[SUPPLIED DATA]
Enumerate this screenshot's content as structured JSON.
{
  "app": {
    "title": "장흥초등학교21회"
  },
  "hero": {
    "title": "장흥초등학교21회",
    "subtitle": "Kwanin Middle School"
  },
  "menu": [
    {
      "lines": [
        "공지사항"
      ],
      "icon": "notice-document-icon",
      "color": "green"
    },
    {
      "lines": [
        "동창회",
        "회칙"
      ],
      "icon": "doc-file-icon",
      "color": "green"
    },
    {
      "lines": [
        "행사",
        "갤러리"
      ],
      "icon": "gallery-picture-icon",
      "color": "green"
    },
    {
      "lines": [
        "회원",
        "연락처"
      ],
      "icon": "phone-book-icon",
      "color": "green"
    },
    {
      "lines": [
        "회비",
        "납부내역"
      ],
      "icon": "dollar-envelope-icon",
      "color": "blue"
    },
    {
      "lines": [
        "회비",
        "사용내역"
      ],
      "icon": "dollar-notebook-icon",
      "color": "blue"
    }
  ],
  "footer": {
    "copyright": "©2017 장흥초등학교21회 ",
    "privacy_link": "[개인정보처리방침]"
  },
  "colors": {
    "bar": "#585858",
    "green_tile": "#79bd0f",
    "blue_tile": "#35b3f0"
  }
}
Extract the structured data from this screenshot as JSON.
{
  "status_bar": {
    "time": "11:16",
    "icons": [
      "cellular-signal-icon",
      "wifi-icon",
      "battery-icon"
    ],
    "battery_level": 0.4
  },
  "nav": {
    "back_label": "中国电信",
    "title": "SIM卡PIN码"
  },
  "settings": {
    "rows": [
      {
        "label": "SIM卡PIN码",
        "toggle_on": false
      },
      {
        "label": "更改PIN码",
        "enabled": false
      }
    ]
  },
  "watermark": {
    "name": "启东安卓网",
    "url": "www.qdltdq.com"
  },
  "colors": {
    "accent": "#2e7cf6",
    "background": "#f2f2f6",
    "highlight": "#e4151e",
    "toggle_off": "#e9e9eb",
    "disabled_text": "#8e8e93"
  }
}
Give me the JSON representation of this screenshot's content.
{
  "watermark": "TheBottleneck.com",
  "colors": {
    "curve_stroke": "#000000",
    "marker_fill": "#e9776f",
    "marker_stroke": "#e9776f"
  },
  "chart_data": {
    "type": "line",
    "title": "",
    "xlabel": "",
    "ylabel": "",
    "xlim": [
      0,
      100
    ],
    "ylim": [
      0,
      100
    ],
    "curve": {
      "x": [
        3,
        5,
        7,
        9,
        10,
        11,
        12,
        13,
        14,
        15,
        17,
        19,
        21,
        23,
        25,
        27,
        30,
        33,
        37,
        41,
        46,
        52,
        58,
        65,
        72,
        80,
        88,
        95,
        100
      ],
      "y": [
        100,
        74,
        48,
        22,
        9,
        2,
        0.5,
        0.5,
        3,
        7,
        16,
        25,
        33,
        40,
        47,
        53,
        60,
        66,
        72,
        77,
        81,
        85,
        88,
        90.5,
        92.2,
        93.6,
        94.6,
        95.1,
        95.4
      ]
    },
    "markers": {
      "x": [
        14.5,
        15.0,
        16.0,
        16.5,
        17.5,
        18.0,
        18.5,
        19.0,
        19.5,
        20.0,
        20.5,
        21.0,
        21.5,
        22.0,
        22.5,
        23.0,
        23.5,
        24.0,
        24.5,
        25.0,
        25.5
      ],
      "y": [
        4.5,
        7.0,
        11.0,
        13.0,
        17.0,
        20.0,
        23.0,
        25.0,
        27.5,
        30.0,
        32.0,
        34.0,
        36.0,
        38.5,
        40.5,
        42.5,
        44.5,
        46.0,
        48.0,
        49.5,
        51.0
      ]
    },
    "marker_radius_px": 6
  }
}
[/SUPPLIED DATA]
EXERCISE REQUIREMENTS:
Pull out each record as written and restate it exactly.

EXPECTED ANSWER:
Enumerate this screenshot's content as structured JSON.
{
  "app": {
    "title": "장흥초등학교21회"
  },
  "hero": {
    "title": "장흥초등학교21회",
    "subtitle": "Kwanin Middle School"
  },
  "menu": [
    {
      "lines": [
        "공지사항"
      ],
      "icon": "notice-document-icon",
      "color": "green"
    },
    {
      "lines": [
        "동창회",
        "회칙"
      ],
      "icon": "doc-file-icon",
      "color": "green"
    },
    {
      "lines": [
        "행사",
        "갤러리"
      ],
      "icon": "gallery-picture-icon",
      "color": "green"
    },
    {
      "lines": [
        "회원",
        "연락처"
      ],
      "icon": "phone-book-icon",
      "color": "green"
    },
    {
      "lines": [
        "회비",
        "납부내역"
      ],
      "icon": "dollar-envelope-icon",
      "color": "blue"
    },
    {
      "lines": [
        "회비",
        "사용내역"
      ],
      "icon": "dollar-notebook-icon",
      "color": "blue"
    }
  ],
  "footer": {
    "copyright": "©2017 장흥초등학교21회 ",
    "privacy_link": "[개인정보처리방침]"
  },
  "colors": {
    "bar": "#585858",
    "green_tile": "#79bd0f",
    "blue_tile": "#35b3f0"
  }
}
Extract the structured data from this screenshot as JSON.
{
  "status_bar": {
    "time": "11:16",
    "icons": [
      "cellular-signal-icon",
      "wifi-icon",
      "battery-icon"
    ],
    "battery_level": 0.4
  },
  "nav": {
    "back_label": "中国电信",
    "title": "SIM卡PIN码"
  },
  "settings": {
    "rows": [
      {
        "label": "SIM卡PIN码",
        "toggle_on": false
      },
      {
        "label": "更改PIN码",
        "enabled": false
      }
    ]
  },
  "watermark": {
    "name": "启东安卓网",
    "url": "www.qdltdq.com"
  },
  "colors": {
    "accent": "#2e7cf6",
    "background": "#f2f2f6",
    "highlight": "#e4151e",
    "toggle_off": "#e9e9eb",
    "disabled_text": "#8e8e93"
  }
}
Give me the JSON representation of this screenshot's content.
{
  "watermark": "TheBottleneck.com",
  "colors": {
    "curve_stroke": "#000000",
    "marker_fill": "#e9776f",
    "marker_stroke": "#e9776f"
  },
  "chart_data": {
    "type": "line",
    "title": "",
    "xlabel": "",
    "ylabel": "",
    "xlim": [
      0,
      100
    ],
    "ylim": [
      0,
      100
    ],
    "curve": {
      "x": [
        3,
        5,
        7,
        9,
        10,
        11,
        12,
        13,
        14,
        15,
        17,
        19,
        21,
        23,
        25,
        27,
        30,
        33,
        37,
        41,
        46,
        52,
        58,
        65,
        72,
        80,
        88,
        95,
        100
      ],
      "y": [
        100,
        74,
        48,
        22,
        9,
        2,
        0.5,
        0.5,
        3,
        7,
        16,
        25,
        33,
        40,
        47,
        53,
        60,
        66,
        72,
        77,
        81,
        85,
        88,
        90.5,
        92.2,
        93.6,
        94.6,
        95.1,
        95.4
      ]
    },
    "markers": {
      "x": [
        14.5,
        15.0,
        16.0,
        16.5,
        17.5,
        18.0,
        18.5,
        19.0,
        19.5,
        20.0,
        20.5,
        21.0,
        21.5,
        22.0,
        22.5,
        23.0,
        23.5,
        24.0,
        24.5,
        25.0,
        25.5
      ],
      "y": [
        4.5,
        7.0,
        11.0,
        13.0,
        17.0,
        20.0,
        23.0,
        25.0,
        27.5,
        30.0,
        32.0,
        34.0,
        36.0,
        38.5,
        40.5,
        42.5,
        44.5,
        46.0,
        48.0,
        49.5,
        51.0
      ]
    },
    "marker_radius_px": 6
  }
}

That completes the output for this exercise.